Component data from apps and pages
——
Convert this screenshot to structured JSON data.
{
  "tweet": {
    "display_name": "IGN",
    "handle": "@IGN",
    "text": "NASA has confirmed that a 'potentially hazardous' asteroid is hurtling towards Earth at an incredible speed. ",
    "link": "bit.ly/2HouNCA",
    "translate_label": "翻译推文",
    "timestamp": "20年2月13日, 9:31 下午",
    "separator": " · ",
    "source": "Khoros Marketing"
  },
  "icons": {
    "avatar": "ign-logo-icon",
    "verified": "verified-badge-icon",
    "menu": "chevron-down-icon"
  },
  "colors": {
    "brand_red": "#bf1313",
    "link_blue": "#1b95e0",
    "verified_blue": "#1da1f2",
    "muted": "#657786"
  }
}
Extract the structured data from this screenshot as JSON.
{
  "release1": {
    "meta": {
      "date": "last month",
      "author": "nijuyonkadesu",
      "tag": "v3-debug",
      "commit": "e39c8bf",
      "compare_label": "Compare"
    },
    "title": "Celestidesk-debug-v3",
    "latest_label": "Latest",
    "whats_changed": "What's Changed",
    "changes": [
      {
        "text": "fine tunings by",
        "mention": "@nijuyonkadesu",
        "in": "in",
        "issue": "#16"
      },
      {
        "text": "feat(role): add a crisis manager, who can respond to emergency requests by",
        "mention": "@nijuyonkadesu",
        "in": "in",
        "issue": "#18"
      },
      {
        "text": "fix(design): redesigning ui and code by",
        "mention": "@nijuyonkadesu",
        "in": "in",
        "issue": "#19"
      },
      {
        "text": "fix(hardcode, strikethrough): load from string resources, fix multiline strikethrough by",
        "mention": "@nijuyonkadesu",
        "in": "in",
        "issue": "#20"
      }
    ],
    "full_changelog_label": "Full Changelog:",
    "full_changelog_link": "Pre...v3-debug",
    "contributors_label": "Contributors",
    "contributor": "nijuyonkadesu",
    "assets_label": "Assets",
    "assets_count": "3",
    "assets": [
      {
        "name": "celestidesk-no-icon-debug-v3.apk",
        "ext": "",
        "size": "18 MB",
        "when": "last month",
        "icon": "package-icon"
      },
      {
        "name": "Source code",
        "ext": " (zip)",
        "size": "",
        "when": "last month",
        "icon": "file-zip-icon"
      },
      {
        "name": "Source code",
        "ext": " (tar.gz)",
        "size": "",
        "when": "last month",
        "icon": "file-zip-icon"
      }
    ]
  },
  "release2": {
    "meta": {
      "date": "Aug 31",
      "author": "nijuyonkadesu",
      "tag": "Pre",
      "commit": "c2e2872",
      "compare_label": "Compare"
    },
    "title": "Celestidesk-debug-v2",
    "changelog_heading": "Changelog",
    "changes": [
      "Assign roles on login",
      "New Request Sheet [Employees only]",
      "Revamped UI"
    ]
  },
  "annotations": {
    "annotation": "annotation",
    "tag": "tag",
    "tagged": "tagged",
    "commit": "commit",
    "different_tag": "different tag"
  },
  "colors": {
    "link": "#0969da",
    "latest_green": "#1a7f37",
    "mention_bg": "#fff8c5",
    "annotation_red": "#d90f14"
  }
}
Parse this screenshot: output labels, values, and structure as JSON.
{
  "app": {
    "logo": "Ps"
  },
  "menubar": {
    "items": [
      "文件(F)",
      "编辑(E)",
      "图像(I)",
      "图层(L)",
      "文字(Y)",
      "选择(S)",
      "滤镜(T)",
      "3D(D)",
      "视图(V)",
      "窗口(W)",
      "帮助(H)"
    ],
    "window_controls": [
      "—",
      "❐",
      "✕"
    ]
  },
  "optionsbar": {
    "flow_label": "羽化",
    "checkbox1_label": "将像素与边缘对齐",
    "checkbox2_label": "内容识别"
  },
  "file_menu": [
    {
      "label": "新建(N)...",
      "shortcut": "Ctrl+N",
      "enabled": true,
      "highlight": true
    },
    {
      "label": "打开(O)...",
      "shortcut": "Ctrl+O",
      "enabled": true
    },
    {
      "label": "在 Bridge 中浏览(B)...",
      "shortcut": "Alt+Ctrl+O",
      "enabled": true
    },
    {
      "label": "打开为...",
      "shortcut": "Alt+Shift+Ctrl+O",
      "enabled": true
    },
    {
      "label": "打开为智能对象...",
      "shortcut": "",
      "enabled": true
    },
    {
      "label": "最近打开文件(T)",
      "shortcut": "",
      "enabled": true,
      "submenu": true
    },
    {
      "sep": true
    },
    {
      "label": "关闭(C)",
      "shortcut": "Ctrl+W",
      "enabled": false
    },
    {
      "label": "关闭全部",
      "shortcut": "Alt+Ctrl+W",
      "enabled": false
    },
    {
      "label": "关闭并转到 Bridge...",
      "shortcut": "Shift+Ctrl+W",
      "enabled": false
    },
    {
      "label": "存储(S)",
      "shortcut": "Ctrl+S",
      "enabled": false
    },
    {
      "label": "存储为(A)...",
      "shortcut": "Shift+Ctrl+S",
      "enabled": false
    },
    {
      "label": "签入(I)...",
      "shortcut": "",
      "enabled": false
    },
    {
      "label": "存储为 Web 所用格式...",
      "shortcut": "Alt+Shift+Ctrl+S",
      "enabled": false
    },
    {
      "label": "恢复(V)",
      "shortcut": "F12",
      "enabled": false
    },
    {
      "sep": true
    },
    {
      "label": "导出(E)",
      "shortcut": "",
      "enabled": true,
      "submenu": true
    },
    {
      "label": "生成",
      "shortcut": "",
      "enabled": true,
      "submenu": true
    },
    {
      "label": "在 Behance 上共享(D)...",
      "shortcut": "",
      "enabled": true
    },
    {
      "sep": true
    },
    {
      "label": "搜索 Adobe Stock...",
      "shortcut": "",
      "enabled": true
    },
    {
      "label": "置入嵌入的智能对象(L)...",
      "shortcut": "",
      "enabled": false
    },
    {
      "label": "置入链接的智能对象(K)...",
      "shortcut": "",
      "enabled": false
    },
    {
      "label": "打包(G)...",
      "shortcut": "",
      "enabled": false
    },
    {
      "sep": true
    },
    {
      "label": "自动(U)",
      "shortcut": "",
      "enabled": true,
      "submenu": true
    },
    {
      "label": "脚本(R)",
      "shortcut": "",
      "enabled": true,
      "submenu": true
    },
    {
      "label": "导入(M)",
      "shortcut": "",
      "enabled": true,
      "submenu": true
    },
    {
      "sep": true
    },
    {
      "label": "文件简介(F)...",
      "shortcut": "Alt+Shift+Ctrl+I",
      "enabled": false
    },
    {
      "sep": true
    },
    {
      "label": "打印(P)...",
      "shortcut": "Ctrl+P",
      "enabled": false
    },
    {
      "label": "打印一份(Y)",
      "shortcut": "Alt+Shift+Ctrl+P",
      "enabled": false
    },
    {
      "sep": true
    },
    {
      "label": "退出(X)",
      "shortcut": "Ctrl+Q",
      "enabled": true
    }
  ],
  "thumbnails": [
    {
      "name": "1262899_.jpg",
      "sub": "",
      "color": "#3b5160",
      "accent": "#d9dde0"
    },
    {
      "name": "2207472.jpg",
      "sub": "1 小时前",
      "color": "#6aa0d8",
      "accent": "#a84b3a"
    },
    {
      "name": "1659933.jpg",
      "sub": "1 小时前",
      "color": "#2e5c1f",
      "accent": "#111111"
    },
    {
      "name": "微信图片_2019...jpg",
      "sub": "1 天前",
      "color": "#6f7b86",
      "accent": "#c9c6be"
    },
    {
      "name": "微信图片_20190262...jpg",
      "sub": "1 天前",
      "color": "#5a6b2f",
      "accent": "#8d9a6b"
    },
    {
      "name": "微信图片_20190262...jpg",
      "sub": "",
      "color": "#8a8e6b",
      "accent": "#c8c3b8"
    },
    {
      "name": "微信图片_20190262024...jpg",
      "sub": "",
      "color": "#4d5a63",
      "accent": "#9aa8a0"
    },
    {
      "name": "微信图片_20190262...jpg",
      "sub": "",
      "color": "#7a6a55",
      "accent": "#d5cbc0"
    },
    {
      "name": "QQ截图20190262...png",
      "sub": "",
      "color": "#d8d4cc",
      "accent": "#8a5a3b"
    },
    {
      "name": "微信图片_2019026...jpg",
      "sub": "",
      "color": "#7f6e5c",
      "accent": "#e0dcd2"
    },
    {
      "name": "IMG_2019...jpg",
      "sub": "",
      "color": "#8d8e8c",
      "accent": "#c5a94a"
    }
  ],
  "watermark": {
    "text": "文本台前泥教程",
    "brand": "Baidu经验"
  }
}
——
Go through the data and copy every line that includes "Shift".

      "shortcut": "Alt+Shift+Ctrl+O",
      "shortcut": "Shift+Ctrl+W",
      "shortcut": "Shift+Ctrl+S",
      "shortcut": "Alt+Shift+Ctrl+S",
      "shortcut": "Alt+Shift+Ctrl+I",
      "shortcut": "Alt+Shift+Ctrl+P",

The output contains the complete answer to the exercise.